Give only the number of lines in these records that include "Segment".

### Data extracts
<<<<

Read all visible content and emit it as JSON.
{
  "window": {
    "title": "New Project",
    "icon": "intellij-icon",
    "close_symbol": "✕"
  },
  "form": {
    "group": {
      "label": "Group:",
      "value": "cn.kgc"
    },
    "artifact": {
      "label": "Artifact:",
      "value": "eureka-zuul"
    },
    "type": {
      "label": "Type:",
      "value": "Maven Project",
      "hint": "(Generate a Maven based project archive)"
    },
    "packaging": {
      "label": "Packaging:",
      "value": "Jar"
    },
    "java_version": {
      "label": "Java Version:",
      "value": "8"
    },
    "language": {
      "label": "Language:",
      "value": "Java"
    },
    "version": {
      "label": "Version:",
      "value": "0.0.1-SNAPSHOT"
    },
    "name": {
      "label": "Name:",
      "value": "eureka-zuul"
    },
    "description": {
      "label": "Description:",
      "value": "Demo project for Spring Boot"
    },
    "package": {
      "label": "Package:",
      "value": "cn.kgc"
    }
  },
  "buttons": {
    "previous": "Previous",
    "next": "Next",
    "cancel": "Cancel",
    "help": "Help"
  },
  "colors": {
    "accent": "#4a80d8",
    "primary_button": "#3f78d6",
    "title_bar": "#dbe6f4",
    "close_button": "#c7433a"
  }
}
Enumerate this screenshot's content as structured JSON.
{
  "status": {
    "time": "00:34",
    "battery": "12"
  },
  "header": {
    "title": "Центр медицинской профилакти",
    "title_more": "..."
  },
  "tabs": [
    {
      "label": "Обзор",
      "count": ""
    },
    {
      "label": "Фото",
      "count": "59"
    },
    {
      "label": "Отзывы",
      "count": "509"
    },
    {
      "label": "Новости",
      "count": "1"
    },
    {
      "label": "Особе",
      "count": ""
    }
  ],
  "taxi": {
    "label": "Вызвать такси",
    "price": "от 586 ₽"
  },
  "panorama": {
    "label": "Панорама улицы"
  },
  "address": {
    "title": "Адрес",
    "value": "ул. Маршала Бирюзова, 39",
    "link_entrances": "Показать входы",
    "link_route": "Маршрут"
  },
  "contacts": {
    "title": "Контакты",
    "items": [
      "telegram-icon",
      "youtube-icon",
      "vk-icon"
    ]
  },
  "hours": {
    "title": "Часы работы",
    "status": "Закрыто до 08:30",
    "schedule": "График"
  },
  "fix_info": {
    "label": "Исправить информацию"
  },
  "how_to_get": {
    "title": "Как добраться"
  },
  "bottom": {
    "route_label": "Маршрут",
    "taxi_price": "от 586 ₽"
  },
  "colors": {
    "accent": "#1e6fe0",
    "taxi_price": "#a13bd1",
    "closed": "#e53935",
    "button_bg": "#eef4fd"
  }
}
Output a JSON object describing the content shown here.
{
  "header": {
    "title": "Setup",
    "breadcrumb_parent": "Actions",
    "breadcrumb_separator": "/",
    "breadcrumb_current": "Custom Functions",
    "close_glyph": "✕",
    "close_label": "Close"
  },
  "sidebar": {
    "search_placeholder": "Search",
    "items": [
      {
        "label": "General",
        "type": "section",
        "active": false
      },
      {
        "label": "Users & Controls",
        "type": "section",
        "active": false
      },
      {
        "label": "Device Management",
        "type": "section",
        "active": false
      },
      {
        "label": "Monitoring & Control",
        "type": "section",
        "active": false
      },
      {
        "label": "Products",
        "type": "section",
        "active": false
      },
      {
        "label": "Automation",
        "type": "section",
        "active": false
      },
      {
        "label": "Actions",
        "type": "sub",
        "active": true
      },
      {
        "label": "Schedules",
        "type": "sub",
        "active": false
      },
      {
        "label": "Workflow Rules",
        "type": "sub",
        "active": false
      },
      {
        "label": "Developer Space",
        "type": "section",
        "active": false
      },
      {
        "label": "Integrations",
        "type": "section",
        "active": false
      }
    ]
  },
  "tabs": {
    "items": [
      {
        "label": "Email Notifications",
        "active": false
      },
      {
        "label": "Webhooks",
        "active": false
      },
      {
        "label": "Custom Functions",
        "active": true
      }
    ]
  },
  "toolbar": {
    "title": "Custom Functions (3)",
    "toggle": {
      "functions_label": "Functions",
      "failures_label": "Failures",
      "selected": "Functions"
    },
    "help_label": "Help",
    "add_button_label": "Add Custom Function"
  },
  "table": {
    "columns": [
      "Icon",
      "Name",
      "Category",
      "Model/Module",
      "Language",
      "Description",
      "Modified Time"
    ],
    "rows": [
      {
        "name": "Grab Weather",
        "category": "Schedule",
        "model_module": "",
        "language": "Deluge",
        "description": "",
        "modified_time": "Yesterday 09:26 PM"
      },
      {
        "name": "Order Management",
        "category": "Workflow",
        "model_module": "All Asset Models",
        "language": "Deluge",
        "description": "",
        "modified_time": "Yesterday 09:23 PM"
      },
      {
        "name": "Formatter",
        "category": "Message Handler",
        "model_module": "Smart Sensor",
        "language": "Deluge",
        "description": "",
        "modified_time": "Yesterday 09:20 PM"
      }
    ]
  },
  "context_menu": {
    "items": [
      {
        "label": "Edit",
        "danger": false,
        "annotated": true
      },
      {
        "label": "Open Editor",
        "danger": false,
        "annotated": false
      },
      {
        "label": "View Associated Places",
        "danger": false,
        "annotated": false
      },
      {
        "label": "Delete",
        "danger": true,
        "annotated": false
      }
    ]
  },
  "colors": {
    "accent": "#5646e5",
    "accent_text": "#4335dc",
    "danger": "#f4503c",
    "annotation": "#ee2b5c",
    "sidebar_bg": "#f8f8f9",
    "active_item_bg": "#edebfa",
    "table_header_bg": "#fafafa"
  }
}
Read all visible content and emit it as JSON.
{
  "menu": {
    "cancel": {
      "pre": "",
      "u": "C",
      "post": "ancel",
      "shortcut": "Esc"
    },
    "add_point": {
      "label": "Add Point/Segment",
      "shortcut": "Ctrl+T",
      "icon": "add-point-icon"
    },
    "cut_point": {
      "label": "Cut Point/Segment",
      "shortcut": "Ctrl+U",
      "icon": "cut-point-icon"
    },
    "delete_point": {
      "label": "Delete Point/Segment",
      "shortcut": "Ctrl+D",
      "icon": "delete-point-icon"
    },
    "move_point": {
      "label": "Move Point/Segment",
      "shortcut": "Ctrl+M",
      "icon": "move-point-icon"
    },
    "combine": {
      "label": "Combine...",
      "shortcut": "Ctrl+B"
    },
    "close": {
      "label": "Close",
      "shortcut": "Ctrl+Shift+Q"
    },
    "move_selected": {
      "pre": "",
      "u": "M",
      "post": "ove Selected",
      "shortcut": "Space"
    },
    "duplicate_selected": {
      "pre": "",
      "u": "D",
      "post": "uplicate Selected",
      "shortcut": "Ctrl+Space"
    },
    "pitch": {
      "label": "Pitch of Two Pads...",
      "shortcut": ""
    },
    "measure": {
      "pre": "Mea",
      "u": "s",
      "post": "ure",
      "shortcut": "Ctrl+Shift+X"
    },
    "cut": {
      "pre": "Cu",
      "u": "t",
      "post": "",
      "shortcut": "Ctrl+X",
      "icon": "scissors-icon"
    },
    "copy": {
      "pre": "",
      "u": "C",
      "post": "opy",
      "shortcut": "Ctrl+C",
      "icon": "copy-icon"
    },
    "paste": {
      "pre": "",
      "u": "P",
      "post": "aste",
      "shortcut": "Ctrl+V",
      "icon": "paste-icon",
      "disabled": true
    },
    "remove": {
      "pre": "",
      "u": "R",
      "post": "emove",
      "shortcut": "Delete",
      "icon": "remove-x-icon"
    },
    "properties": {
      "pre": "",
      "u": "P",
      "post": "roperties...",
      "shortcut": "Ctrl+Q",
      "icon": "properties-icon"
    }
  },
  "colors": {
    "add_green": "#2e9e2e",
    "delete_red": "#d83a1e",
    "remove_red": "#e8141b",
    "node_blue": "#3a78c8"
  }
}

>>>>

### Exercise response
4